When my marriage was breaking up, we both got on the merry go round and didn’t know how to get off. I hurt him. He hurt me. I hurt him again. He one upped me. And so on and so on and so on. If only we had someone that loved us both sit us down, shake us, and say, “Get off the ride!”

I’m not saying that divorce isn’t the right choice in some cases; sometimes it’s the only thing a person can do. But when one in two marriages end in divorce, perhaps we need to slow down.

So, if you’re in the middle of a breakup or thinking about initiating one. Slow down. Breathe. Seek counsel. Confide in a trusted friend – one who will not fuel the fire. Put your pride aside and extinguish your anger. Open your heart. Talk and talk and talk until you can’t talk anymore. Listen. Remember why you fell in love. Do anything you can to work it through.

Think about how things will be down the road a few years after the dissolution. New girlfriends or husbands. Children from other relationships blended into your family. Financial upset. Loneliness. Regret. It is estimated that within five years, one-third of divorced couples regret their decision to split.

While the grass may look greener on the other side, remember that’s because of the manure.

Slow down. What’s the rush? You have plenty of time for forever.

==

And here’s the link to Joan’s blog:  http://cyacyl.com/blog

→ No CommentsTags: Public Relations and Communications

Wishing We Didn’t Have To Relearn Lessons The Hard Way

April 25th, 2014 · No Comments

I know that the situation in Ukraine is perilous right now.  However, I must say that I feel vindicated that the main stream media is now acknowledging that Obama screwed the pooch again on this one.  His obnoxious, “the ’80s called and want their foreign policy back” comment to Mitt Romney during the 2012 campaign interviews shows just how out of touch he and his advisers are.  We need competent leadership…especially when it comes to world events and foreign policy.  Weakness and indecision is disastrous.  This is a lesson history has taught us time and again but which we seem to forget when choosing the leader of the free world.

→ No CommentsTags: Public Relations and Communications

Reality TV — describing or defining real life?

August 26th, 2013 · No Comments

elogo2

I turned on the television in my kitchen for background noise as I was preparing lunch today and it happened to be on E! Channel. “Keeping Up With the Kardashian’s” was on. I have never watched that show.

As I was fixing myself something to eat, I began to tune into the show’s dialog playing in the background. Within 20 seconds I hear one of the girls talking about how the guy she went out with on a date wasn’t calling her back. She then says “my girlfriend asked me if I had given him a blow*** yet” and then goes on to say “and I said like…no!” After some laughter she continues with “so my girlfriend says, ‘well that’s why he’s not calling you back’.”

Nice, right?

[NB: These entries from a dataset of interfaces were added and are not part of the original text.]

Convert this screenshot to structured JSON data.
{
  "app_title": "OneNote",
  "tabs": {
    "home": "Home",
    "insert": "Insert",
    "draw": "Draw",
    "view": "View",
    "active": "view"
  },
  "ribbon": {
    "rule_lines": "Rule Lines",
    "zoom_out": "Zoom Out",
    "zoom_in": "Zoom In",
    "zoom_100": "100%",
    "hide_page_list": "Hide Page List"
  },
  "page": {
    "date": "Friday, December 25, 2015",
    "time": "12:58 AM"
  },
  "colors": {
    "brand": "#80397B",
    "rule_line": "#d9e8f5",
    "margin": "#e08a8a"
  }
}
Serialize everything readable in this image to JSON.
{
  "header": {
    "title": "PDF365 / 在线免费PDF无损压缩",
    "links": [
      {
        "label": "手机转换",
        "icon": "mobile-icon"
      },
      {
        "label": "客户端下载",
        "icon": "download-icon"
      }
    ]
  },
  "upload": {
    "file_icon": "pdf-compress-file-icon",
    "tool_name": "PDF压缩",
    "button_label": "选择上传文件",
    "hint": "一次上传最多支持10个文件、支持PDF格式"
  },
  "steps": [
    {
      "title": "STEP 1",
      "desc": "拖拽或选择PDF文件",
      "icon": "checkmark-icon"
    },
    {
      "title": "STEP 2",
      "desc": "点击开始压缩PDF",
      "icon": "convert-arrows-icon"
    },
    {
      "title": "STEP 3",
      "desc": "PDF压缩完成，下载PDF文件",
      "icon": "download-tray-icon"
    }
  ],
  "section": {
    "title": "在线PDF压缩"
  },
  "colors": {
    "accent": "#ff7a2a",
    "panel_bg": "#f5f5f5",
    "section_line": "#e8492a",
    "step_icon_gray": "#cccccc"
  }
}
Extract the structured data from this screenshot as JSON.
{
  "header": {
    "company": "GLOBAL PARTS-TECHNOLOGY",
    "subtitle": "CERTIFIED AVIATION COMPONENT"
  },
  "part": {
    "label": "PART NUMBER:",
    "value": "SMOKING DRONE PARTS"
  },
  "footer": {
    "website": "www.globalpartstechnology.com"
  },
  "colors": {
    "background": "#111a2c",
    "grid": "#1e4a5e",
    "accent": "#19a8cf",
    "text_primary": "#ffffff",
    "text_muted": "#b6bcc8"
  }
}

At 4:30 in the afternoon on a Monday (and I’m sure the show repeats throughout most of the day, as is the trend on most networks these days). I’m disgusted by the big ugly steps media is taking to “entertain” our generation and our kids. I wonder what my grandparents would do if they were still alive to see what my generation’s TV programming has become.

Added to last night’s crude Miley Cyrus stunt, it’s another great example of how irresponsible media producers and media companies have become. They seem oblivious to their influence on our youth and their obligation to maintain a modicum of good judgment related to representing decent societal values.

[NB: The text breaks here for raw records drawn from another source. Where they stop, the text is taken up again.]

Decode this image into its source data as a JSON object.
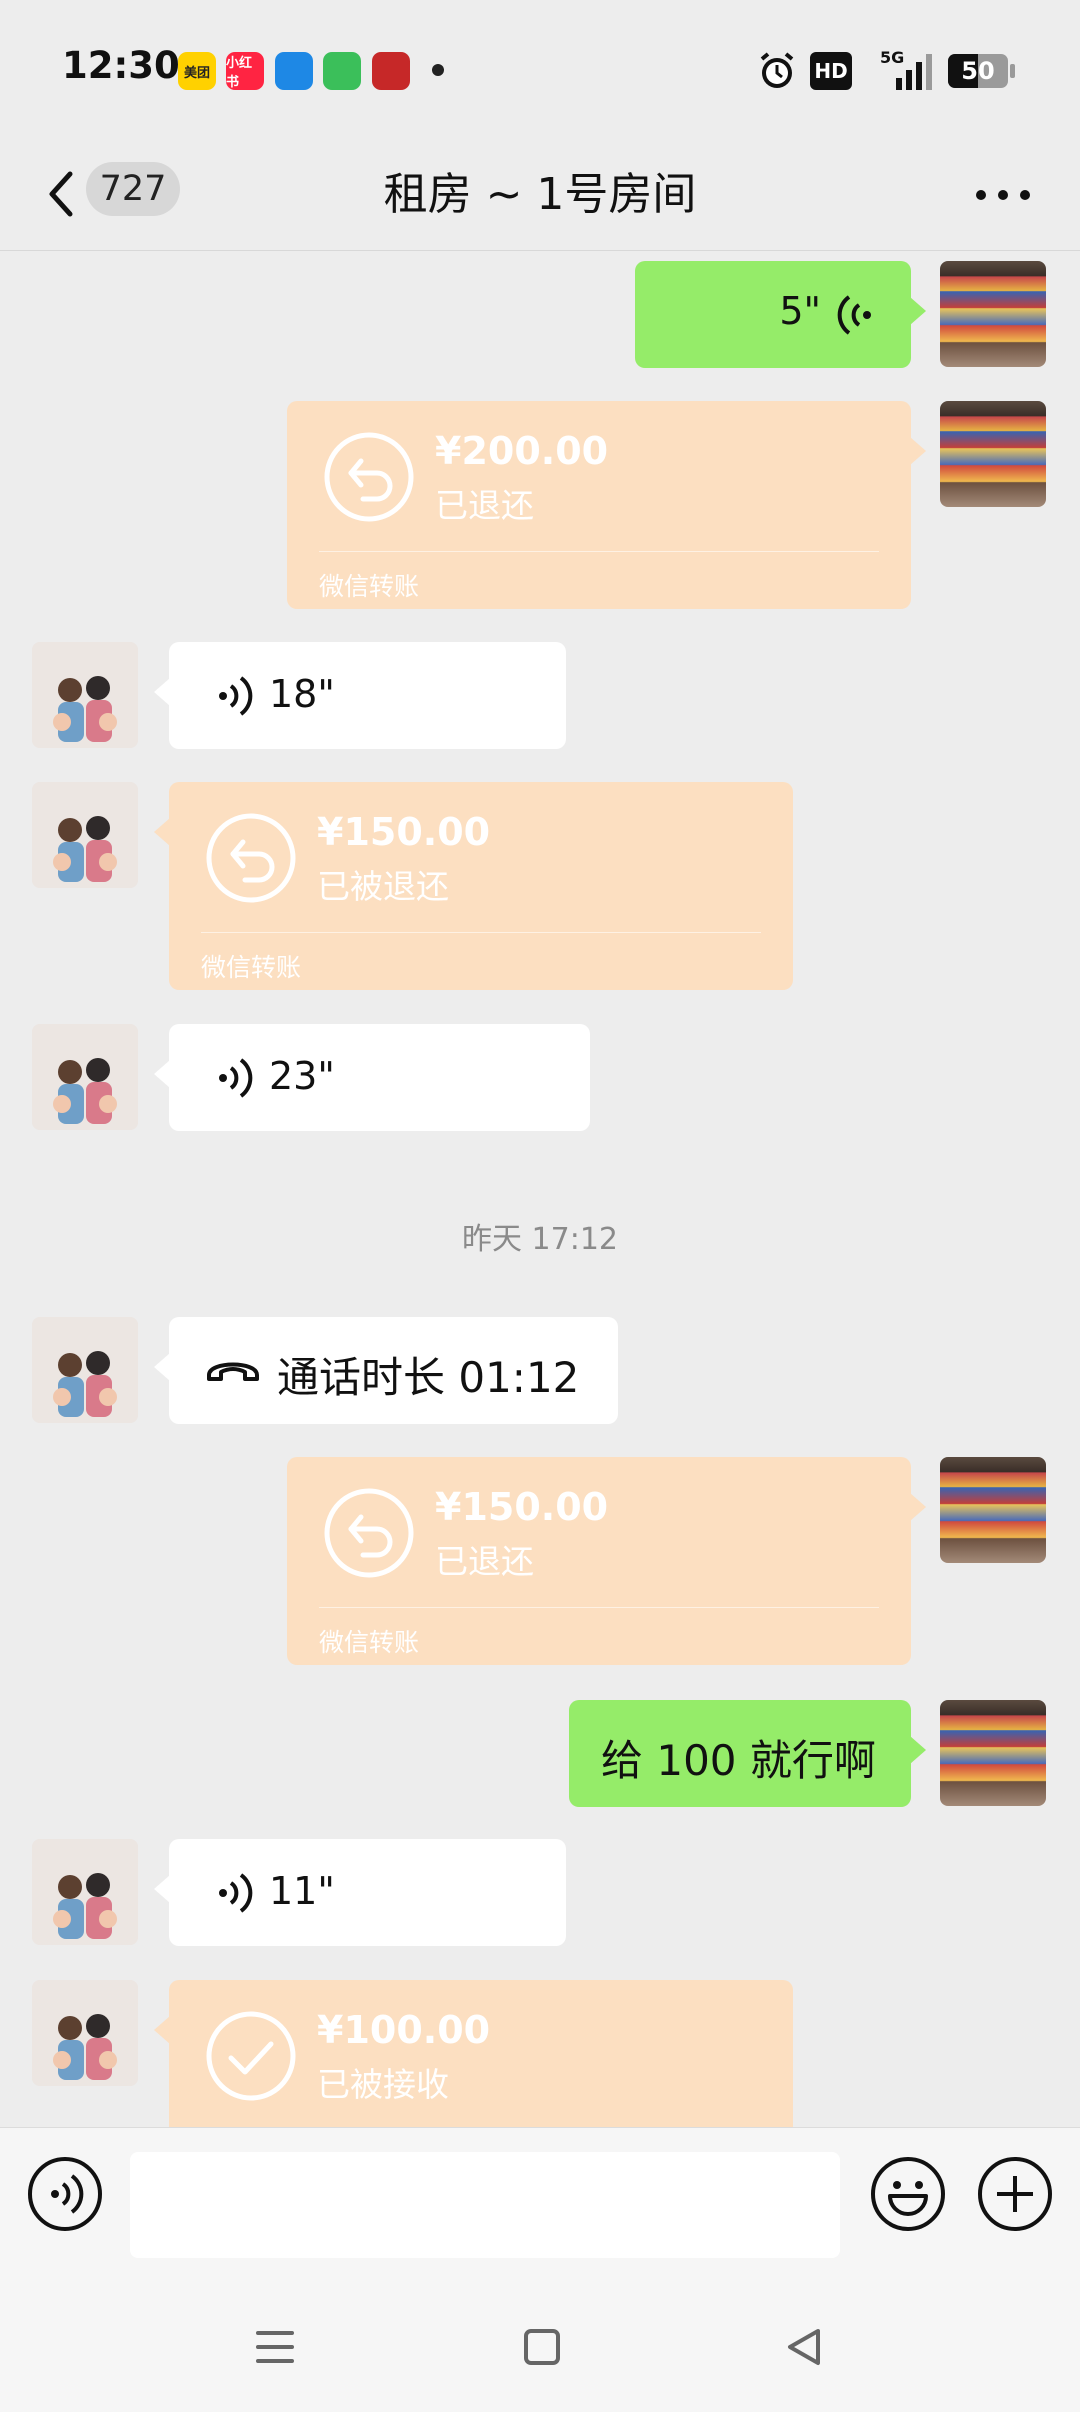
{
  "status_bar": {
    "time": "12:30",
    "apps": [
      {
        "name": "meituan-app-icon",
        "text": "美团",
        "color": "#ffd100",
        "fg": "#222"
      },
      {
        "name": "xiaohongshu-app-icon",
        "text": "小红书",
        "color": "#ff2442",
        "fg": "#fff"
      },
      {
        "name": "feishu-app-icon",
        "text": "",
        "color": "#1e88e5",
        "fg": "#fff"
      },
      {
        "name": "messages-app-icon",
        "text": "",
        "color": "#3bbf5a",
        "fg": "#fff"
      },
      {
        "name": "bank-app-icon",
        "text": "",
        "color": "#c62828",
        "fg": "#fff"
      }
    ],
    "hd_label": "HD",
    "network_label": "5G",
    "battery_level": "50"
  },
  "header": {
    "unread_count": "727",
    "title": "租房 ~ 1号房间"
  },
  "messages": {
    "m1_voice_duration": "5\"",
    "m2_transfer": {
      "amount": "¥200.00",
      "status": "已退还",
      "source": "微信转账"
    },
    "m3_voice_duration": "18\"",
    "m4_transfer": {
      "amount": "¥150.00",
      "status": "已被退还",
      "source": "微信转账"
    },
    "m5_voice_duration": "23\"",
    "timestamp": "昨天 17:12",
    "m6_call": "通话时长 01:12",
    "m7_transfer": {
      "amount": "¥150.00",
      "status": "已退还",
      "source": "微信转账"
    },
    "m8_text": "给 100 就行啊",
    "m9_voice_duration": "11\"",
    "m10_transfer": {
      "amount": "¥100.00",
      "status": "已被接收"
    }
  },
  "input": {
    "value": "",
    "placeholder": ""
  },
  "colors": {
    "sent_bubble": "#95ec69",
    "received_bubble": "#ffffff",
    "transfer_card": "#fcdfc1",
    "background": "#ededed"
  }
}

WAIT! It gets better, though. In the “info guide” of that episode titled, “The Kardashian Chainsaw Massacre,” part of the description info reads:

“Kim plans to get back at her judgmental family by secretly feeding them placenta…”

WTF? Has the whole world gone mad? Where are our leaders on this garbage? And please don’t pull out the legalese about how cable TV is exempt from typical broadcast TV standards. I know all that. I’m asking why, as a society, we don’t seem to care anymore about decency, respect (especially self-respect) and providing better examples of how to live one’s life. *sigh*

→ No CommentsTags: Authenticity · Life · media · Rants · reality TV